Every single futurist has one of these as the first slide in their deck. It doesn’t really matter what this is. An exponential curve, up and to the right. This represents all of technology. The past thirty years of technological evolution is described in this. This could be anything. This is processor power. This is memory per dollar. This is Internet penetration. This is the number of people playing Angry Birds.
Risk is a funny thing. It affects pretty much everything we do. And yet, most of the time we treat it like a dirty little secret. Something that’s there, but we’d rather not talk about it, a little bit like an embarrassing relative. This probably isn’t such a good idea, though.
Rather than begrudgingly pushing society forward to be ready, I ask designers to critically reflect on the limitations of their own design practices and to remember that to design for one intersection of society—namely, affluent middle-to-upper-class white American men—does not mean that those designs will work for those who do not identify as such. Even with modifications.
What is this condition? I would summarize it as people extending computational systems by offering their bodies, their senses, and their cognition. And specifically, bodies and minds that can be easily plugged in and later easily be discarded. So bodies and minds algorithmically managed and under the permanent pressure of constant availability, efficiency, and perpetual self-optimization.
This emerging narrative of catastrophe is putting enormous pressure on all our political beliefs. Now there’s still some conservative parties, some US Republicans for example, who deny the basic facts, but we can be pretty sure I think that any politics that denies the facts doesn’t have much of a future.
I think that politics has always been susceptible to conversion so that it’s not actually about living people it’s about signaling membership within a particular community.
Citizenship, after not thinking about it for a while, feels like something we’re all thinking about quite a lot these days. In the words of Hannah Arendt, citizenship is the right to have rights. All of your rights essentially descend from your citizenship, because only countries will protect those rights.
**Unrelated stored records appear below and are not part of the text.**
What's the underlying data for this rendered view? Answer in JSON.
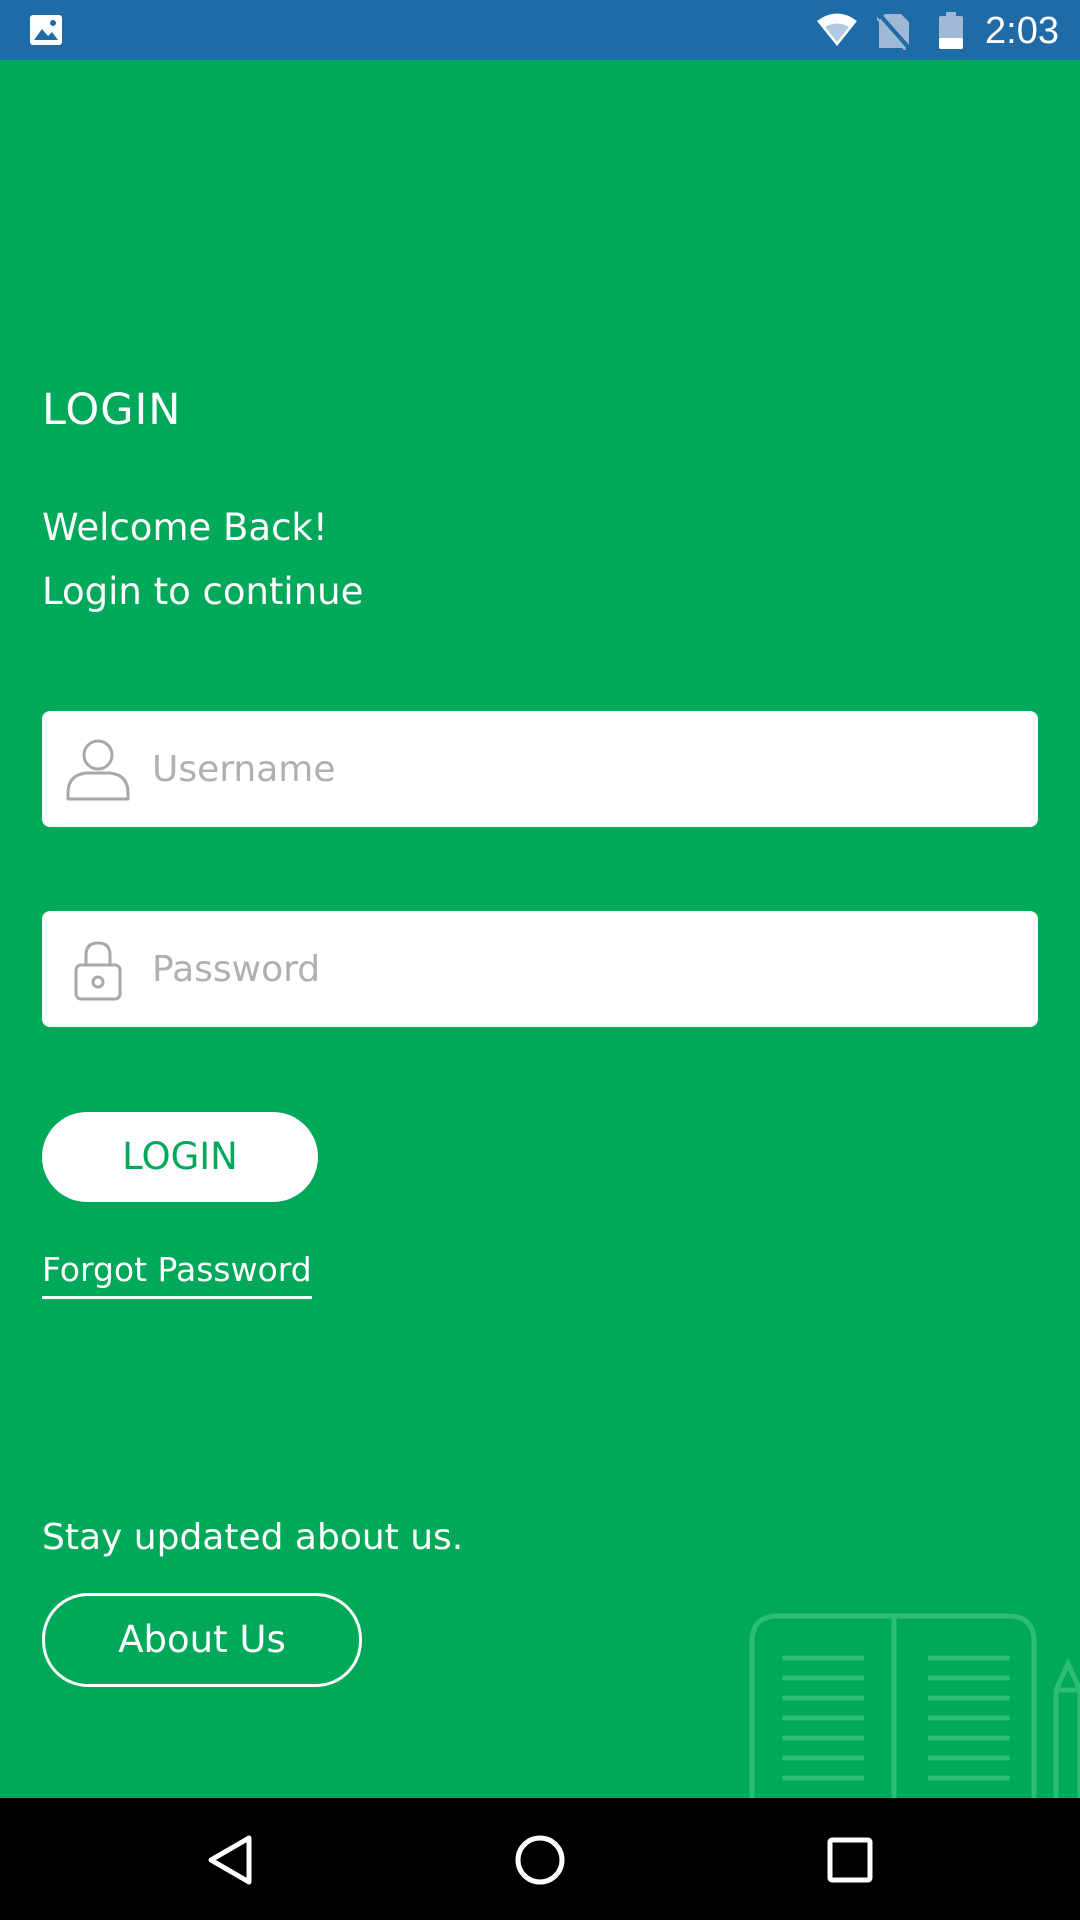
{
  "status_bar": {
    "time": "2:03",
    "background_color": "#1E6BA8",
    "icons": [
      "gallery-icon",
      "wifi-icon",
      "no-sim-icon",
      "battery-icon"
    ]
  },
  "login": {
    "title": "LOGIN",
    "welcome": "Welcome Back!",
    "subtitle": "Login to continue",
    "username": {
      "placeholder": "Username",
      "value": "",
      "icon": "user-icon"
    },
    "password": {
      "placeholder": "Password",
      "value": "",
      "icon": "lock-icon"
    },
    "login_button_label": "LOGIN",
    "forgot_password_label": "Forgot Password"
  },
  "footer": {
    "stay_updated_text": "Stay updated about us.",
    "about_button_label": "About Us",
    "decoration_icon": "book-icon"
  },
  "navigation": {
    "icons": [
      "back-icon",
      "home-icon",
      "recents-icon"
    ]
  },
  "colors": {
    "background": "#00A859",
    "accent_text": "#00A859",
    "placeholder": "#B0B0B0",
    "nav_bar": "#000000"
  }
}
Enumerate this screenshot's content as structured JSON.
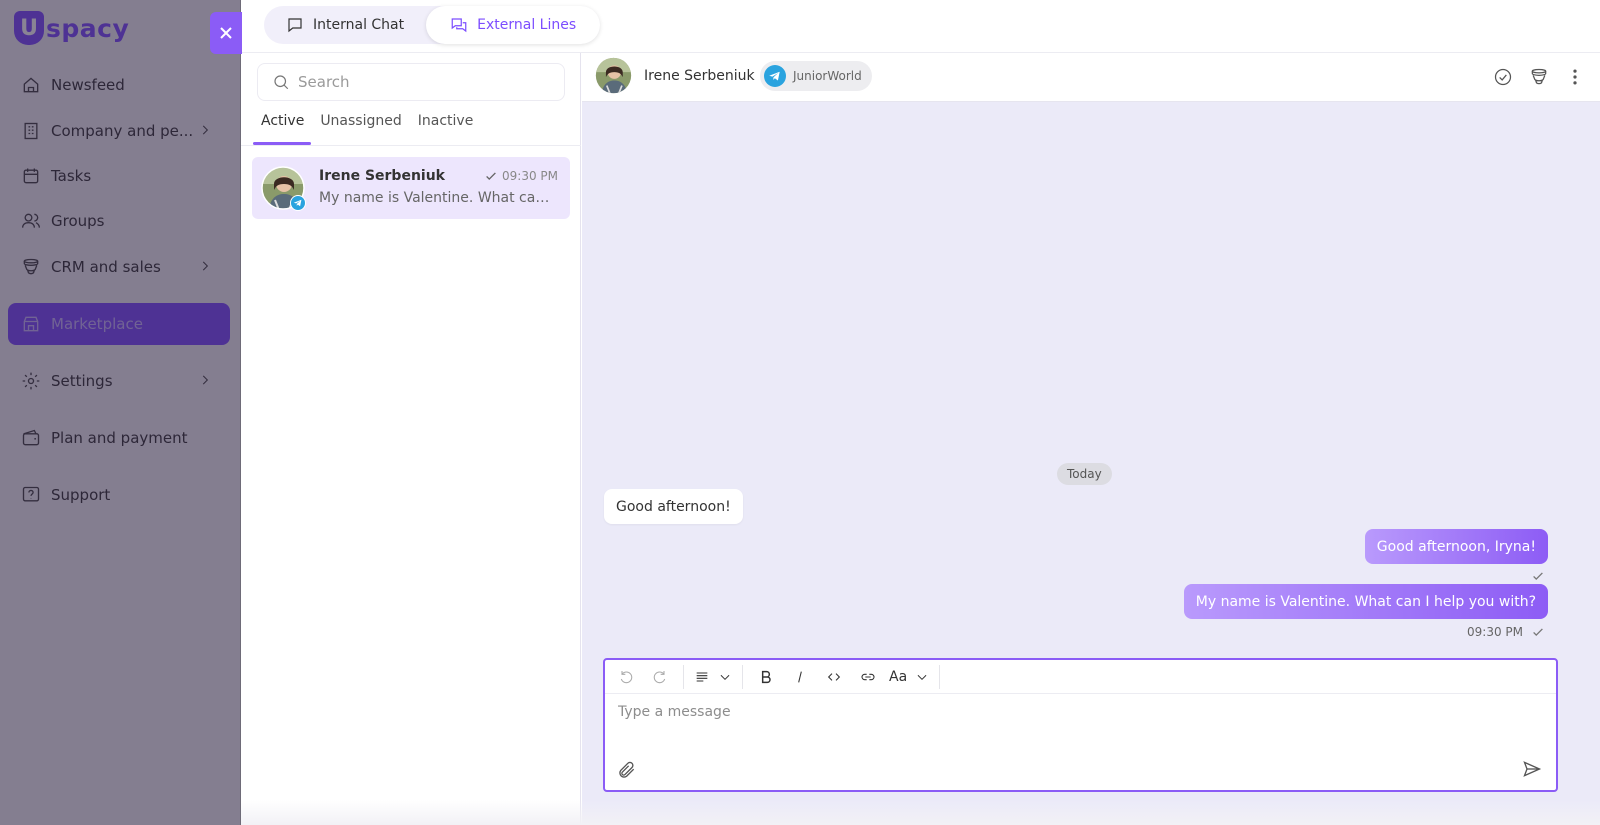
{
  "app": {
    "logo_letter": "U",
    "logo_text": "spacy"
  },
  "nav": {
    "items": [
      {
        "label": "Newsfeed",
        "icon": "home-icon"
      },
      {
        "label": "Company and pe...",
        "icon": "building-icon"
      },
      {
        "label": "Tasks",
        "icon": "calendar-icon"
      },
      {
        "label": "Groups",
        "icon": "users-icon"
      },
      {
        "label": "CRM and sales",
        "icon": "funnel-icon"
      },
      {
        "label": "Marketplace",
        "icon": "store-icon"
      },
      {
        "label": "Settings",
        "icon": "gear-icon"
      },
      {
        "label": "Plan and payment",
        "icon": "wallet-icon"
      },
      {
        "label": "Support",
        "icon": "help-icon"
      }
    ],
    "active": "Marketplace"
  },
  "top_tabs": {
    "internal": "Internal Chat",
    "external": "External Lines",
    "selected": "External Lines"
  },
  "search": {
    "placeholder": "Search",
    "value": ""
  },
  "list_tabs": {
    "active": "Active",
    "unassigned": "Unassigned",
    "inactive": "Inactive",
    "selected": "Active"
  },
  "conversations": [
    {
      "name": "Irene Serbeniuk",
      "time": "09:30 PM",
      "preview": "My name is Valentine. What can I help you with?",
      "channel_icon": "telegram-icon"
    }
  ],
  "chat": {
    "contact_name": "Irene Serbeniuk",
    "channel_name": "JuniorWorld",
    "day_label": "Today",
    "messages": [
      {
        "direction": "in",
        "text": "Good afternoon!"
      },
      {
        "direction": "out",
        "text": "Good afternoon, Iryna!"
      },
      {
        "direction": "out",
        "text": "My name is Valentine. What can I help you with?"
      }
    ],
    "last_time": "09:30 PM"
  },
  "composer": {
    "placeholder": "Type a message",
    "value": "",
    "font_label": "Aa"
  },
  "colors": {
    "accent": "#8b5cf6",
    "accent_light": "#ede6fd",
    "chat_bg": "#ebeaf8",
    "telegram": "#2aa3df"
  }
}
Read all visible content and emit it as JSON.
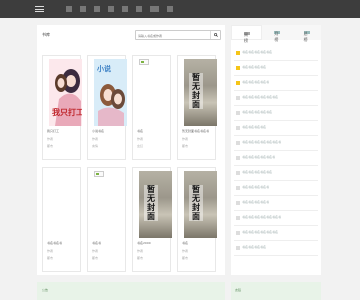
{
  "nav": {
    "items": [
      "首页",
      "分类",
      "排行",
      "完本",
      "书单",
      "入库",
      "更多",
      "书架"
    ]
  },
  "main": {
    "title": "书库",
    "search_placeholder": "请输入书名或作者"
  },
  "books": [
    {
      "title": "我只打工",
      "author": "作者",
      "category": "都市",
      "cover": "art1"
    },
    {
      "title": "小说书名",
      "author": "作者",
      "category": "言情",
      "cover": "art2"
    },
    {
      "title": "书名",
      "author": "作者",
      "category": "玄幻",
      "cover": "broken"
    },
    {
      "title": "暂无封面书名书名书",
      "author": "作者",
      "category": "都市",
      "cover": "none"
    },
    {
      "title": "书名书名书",
      "author": "作者",
      "category": "都市",
      "cover": "blank"
    },
    {
      "title": "书名书",
      "author": "作者",
      "category": "都市",
      "cover": "broken"
    },
    {
      "title": "书名2000",
      "author": "作者",
      "category": "都市",
      "cover": "none"
    },
    {
      "title": "书名",
      "author": "作者",
      "category": "都市",
      "cover": "none"
    }
  ],
  "nocover_text": "暂无封面",
  "side": {
    "tabs": [
      "周榜",
      "月榜",
      "总榜"
    ],
    "rank": [
      "书名书名书名书名书名",
      "书名书名书名书名",
      "书名书名书名书名书",
      "书名书名书名书名书名书名",
      "书名书名书名书名书名",
      "书名书名书名书名",
      "书名书名书名书名书名书名书",
      "书名书名书名书名书名书",
      "书名书名书名书名书名",
      "书名书名书名书名书",
      "书名书名书名书名书",
      "书名书名书名书名书名书名书",
      "书名书名书名书名书名书名",
      "书名书名书名书名"
    ]
  },
  "bottom": {
    "left_label": "公告",
    "right_label": "友链"
  }
}
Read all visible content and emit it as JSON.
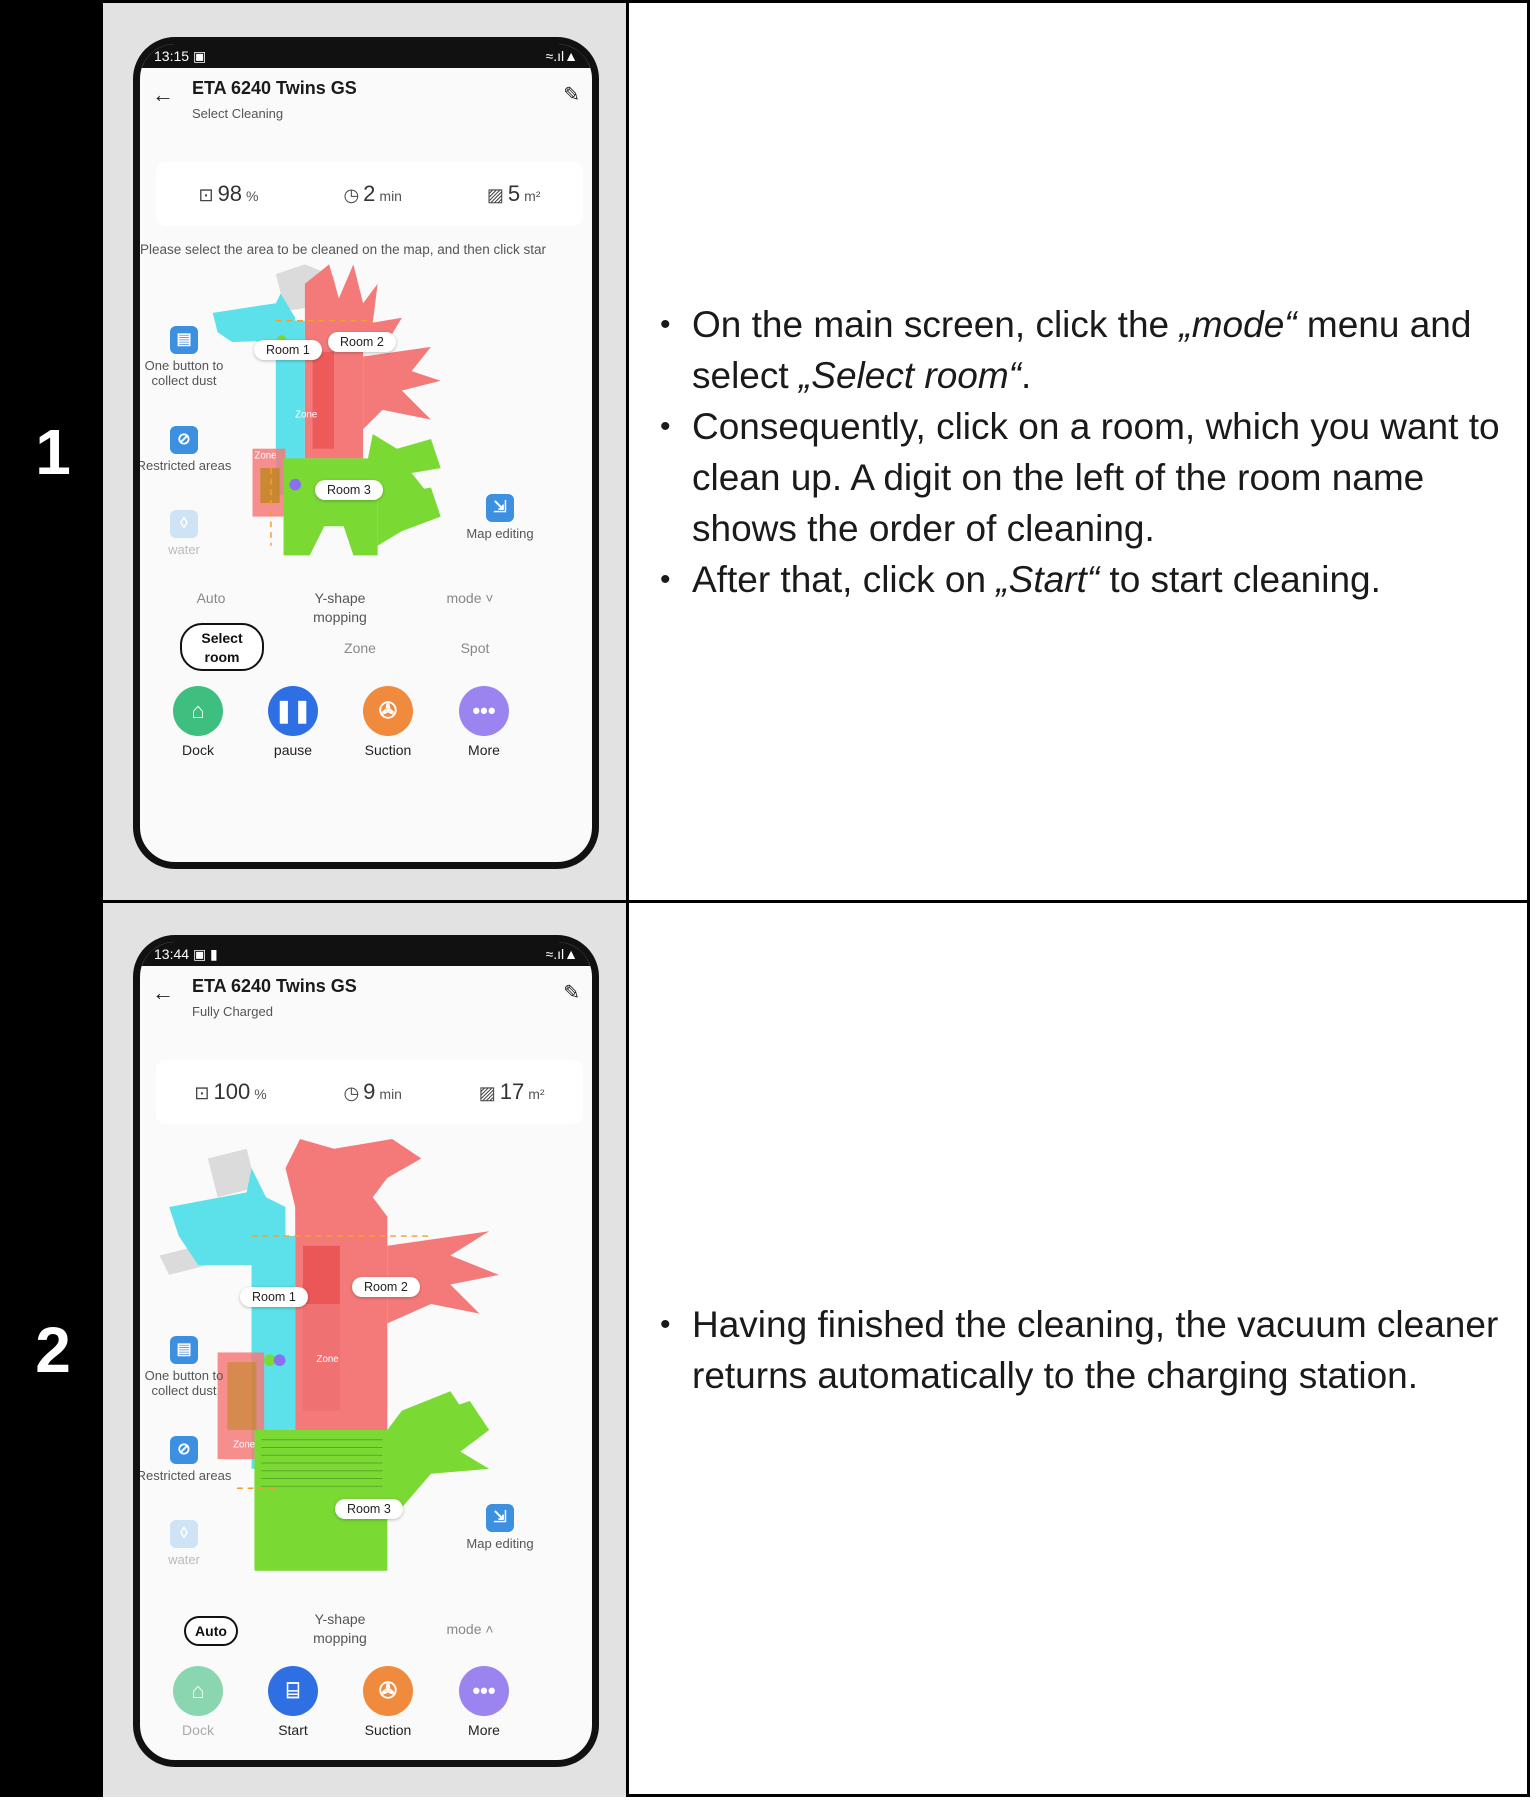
{
  "steps": [
    {
      "number": "1",
      "phone": {
        "status_time": "13:15",
        "status_left_icons": "▣",
        "status_right_icons": "≈.ıl▲",
        "title": "ETA 6240 Twins GS",
        "subtitle": "Select Cleaning",
        "stats": {
          "battery_value": "98",
          "battery_unit": "%",
          "time_value": "2",
          "time_unit": "min",
          "area_value": "5",
          "area_unit": "m²"
        },
        "hint": "Please select the area to be cleaned on the map, and then click star",
        "room_labels": [
          "Room 1",
          "Room 2",
          "Room 3"
        ],
        "zone_label": "Zone",
        "side_tools": {
          "collect": "One button to collect dust",
          "restricted": "Restricted areas",
          "water": "water",
          "map_edit": "Map editing"
        },
        "modes": {
          "auto": "Auto",
          "yshape": "Y-shape mopping",
          "mode": "mode ˅",
          "select_room": "Select room",
          "zone": "Zone",
          "spot": "Spot"
        },
        "actions": {
          "dock": "Dock",
          "primary": "pause",
          "suction": "Suction",
          "more": "More"
        }
      },
      "bullets": [
        {
          "pre": "On the main screen, click the ",
          "em": "„mode“",
          "post": " menu and select ",
          "em2": "„Select room“",
          "post2": "."
        },
        {
          "text": "Consequently, click on a room, which you want to clean up. A digit on the left of the room name shows the order of cleaning."
        },
        {
          "pre": "After that, click on ",
          "em": "„Start“",
          "post": " to start cleaning."
        }
      ]
    },
    {
      "number": "2",
      "phone": {
        "status_time": "13:44",
        "status_left_icons": "▣ ▮",
        "status_right_icons": "≈.ıl▲",
        "title": "ETA 6240 Twins GS",
        "subtitle": "Fully Charged",
        "stats": {
          "battery_value": "100",
          "battery_unit": "%",
          "time_value": "9",
          "time_unit": "min",
          "area_value": "17",
          "area_unit": "m²"
        },
        "room_labels": [
          "Room 1",
          "Room 2",
          "Room 3"
        ],
        "zone_label": "Zone",
        "side_tools": {
          "collect": "One button to collect dust",
          "restricted": "Restricted areas",
          "water": "water",
          "map_edit": "Map editing"
        },
        "modes": {
          "auto": "Auto",
          "yshape": "Y-shape mopping",
          "mode": "mode ˄"
        },
        "actions": {
          "dock": "Dock",
          "primary": "Start",
          "suction": "Suction",
          "more": "More"
        }
      },
      "bullets": [
        {
          "text": "Having finished the cleaning, the vacuum cleaner returns automatically to the charging station."
        }
      ]
    }
  ],
  "colors": {
    "room1": "#5ce1ea",
    "room2": "#f47a7a",
    "room3": "#7bd934",
    "dock_green": "#3fbf7f",
    "pause_blue": "#2f6fe4",
    "suction_orange": "#f08a3c",
    "more_purple": "#9b84f0"
  }
}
I think the question I’m trying to formulate is, how in this world of increasing optimization where the algorithms will be accurate… They’ll increasingly be accurate. But their application could lead to discrimination. How do we stop that?